Dataset rows describing interfaces
○ ○ ○
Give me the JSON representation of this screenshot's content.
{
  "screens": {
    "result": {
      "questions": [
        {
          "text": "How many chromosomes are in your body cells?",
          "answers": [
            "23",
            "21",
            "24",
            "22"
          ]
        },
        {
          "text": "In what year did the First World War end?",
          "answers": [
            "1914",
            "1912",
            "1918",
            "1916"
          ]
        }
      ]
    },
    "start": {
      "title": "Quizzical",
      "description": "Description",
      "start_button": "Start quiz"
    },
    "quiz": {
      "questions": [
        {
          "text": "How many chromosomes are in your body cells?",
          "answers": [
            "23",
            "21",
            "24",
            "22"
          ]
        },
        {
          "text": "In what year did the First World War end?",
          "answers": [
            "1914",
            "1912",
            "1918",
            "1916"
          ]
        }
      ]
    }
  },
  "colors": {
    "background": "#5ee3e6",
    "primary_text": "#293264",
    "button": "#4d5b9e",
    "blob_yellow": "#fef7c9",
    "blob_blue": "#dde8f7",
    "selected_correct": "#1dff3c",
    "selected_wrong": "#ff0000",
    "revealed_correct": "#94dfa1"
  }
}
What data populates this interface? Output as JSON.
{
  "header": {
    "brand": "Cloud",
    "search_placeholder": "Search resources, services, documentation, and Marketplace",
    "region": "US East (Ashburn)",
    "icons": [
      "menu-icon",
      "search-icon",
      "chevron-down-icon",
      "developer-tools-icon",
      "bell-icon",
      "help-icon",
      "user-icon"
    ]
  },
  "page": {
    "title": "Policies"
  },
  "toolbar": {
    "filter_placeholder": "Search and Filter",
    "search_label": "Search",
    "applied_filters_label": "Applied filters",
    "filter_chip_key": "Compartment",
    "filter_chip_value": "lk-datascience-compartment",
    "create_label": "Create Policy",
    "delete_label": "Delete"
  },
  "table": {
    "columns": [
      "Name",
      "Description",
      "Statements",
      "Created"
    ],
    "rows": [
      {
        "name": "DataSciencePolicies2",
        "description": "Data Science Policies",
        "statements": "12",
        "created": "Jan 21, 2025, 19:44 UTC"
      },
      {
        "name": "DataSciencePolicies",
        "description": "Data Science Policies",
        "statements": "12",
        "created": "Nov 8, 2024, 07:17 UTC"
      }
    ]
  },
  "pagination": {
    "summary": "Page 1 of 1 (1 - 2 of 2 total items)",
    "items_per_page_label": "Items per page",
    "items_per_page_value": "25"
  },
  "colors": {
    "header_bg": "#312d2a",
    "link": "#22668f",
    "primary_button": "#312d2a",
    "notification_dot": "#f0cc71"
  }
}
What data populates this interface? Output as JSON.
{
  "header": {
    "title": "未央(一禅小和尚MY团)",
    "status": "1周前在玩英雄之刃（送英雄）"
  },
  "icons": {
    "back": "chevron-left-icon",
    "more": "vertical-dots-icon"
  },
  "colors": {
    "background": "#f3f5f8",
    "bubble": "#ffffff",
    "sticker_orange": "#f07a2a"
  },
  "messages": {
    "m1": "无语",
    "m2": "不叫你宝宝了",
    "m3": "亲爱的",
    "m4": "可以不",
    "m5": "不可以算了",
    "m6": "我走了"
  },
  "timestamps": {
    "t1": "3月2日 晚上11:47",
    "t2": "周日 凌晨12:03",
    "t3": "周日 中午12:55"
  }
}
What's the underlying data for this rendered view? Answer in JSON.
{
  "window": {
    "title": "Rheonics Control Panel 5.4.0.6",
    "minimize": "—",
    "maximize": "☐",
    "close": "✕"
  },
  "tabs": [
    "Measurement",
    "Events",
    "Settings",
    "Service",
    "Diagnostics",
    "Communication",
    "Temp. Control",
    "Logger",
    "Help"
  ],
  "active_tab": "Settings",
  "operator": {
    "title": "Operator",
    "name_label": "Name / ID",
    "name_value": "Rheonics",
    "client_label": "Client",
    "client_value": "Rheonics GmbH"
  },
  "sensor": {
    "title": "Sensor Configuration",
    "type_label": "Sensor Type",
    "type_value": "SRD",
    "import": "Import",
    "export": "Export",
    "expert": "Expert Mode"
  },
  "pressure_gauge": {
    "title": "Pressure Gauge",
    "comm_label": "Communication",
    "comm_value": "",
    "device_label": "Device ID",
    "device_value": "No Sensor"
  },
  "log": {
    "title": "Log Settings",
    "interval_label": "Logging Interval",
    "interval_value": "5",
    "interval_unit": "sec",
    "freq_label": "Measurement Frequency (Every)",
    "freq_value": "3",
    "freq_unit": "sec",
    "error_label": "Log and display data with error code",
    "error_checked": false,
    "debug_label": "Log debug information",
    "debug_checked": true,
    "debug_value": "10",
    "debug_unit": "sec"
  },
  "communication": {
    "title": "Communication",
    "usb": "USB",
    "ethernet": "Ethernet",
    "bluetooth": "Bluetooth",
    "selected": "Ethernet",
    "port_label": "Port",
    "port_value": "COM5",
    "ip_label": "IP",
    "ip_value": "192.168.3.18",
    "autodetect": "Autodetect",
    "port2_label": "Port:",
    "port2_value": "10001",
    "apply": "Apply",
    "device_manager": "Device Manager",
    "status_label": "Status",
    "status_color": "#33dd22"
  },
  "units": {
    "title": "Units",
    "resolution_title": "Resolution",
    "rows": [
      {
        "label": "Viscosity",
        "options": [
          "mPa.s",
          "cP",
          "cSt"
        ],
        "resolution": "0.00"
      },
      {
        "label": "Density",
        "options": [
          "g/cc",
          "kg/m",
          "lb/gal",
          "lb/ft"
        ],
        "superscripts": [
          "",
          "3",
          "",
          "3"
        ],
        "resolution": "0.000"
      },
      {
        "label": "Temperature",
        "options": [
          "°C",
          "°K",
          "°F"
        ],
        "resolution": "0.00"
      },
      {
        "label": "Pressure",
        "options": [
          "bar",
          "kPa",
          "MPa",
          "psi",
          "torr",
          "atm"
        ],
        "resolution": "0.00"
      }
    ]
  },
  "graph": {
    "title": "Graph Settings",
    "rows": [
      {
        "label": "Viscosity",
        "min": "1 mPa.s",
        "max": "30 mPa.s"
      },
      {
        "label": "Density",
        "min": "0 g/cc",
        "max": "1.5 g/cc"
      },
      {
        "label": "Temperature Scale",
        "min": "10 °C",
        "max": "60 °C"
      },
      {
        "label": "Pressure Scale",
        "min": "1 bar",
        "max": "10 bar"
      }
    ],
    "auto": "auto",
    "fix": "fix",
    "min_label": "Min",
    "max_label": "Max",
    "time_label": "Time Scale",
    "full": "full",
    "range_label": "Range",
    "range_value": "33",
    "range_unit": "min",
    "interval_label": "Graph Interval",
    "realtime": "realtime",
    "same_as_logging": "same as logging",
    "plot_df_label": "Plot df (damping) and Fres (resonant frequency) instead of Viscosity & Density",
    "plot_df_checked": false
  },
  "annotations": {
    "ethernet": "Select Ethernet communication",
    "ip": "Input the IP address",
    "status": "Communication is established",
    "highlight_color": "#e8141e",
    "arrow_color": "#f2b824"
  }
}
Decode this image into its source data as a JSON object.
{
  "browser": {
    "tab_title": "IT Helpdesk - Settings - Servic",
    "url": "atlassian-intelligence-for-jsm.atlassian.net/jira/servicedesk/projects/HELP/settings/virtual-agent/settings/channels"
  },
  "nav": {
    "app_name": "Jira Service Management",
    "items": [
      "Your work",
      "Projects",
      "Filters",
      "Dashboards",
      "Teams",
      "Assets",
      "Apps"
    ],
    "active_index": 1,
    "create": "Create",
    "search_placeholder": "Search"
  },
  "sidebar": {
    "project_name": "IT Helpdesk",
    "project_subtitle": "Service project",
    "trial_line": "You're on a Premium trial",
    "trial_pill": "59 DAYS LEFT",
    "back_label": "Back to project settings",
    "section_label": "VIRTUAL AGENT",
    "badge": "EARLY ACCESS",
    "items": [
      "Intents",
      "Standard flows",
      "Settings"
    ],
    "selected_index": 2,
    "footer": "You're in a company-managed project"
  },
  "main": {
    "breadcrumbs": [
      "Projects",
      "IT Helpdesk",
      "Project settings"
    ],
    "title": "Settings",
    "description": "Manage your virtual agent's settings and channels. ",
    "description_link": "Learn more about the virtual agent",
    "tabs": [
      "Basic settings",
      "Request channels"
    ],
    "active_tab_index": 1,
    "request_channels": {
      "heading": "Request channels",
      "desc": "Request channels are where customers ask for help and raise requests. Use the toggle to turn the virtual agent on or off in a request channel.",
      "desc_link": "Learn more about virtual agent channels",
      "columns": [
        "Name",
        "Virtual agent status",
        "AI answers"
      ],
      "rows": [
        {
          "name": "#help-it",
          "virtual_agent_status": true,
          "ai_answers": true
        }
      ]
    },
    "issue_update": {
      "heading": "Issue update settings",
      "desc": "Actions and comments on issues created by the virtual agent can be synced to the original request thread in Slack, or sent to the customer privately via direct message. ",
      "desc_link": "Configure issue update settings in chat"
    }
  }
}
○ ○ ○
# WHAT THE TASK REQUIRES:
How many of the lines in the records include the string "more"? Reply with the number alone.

# PROBLEM SOLUTION:
3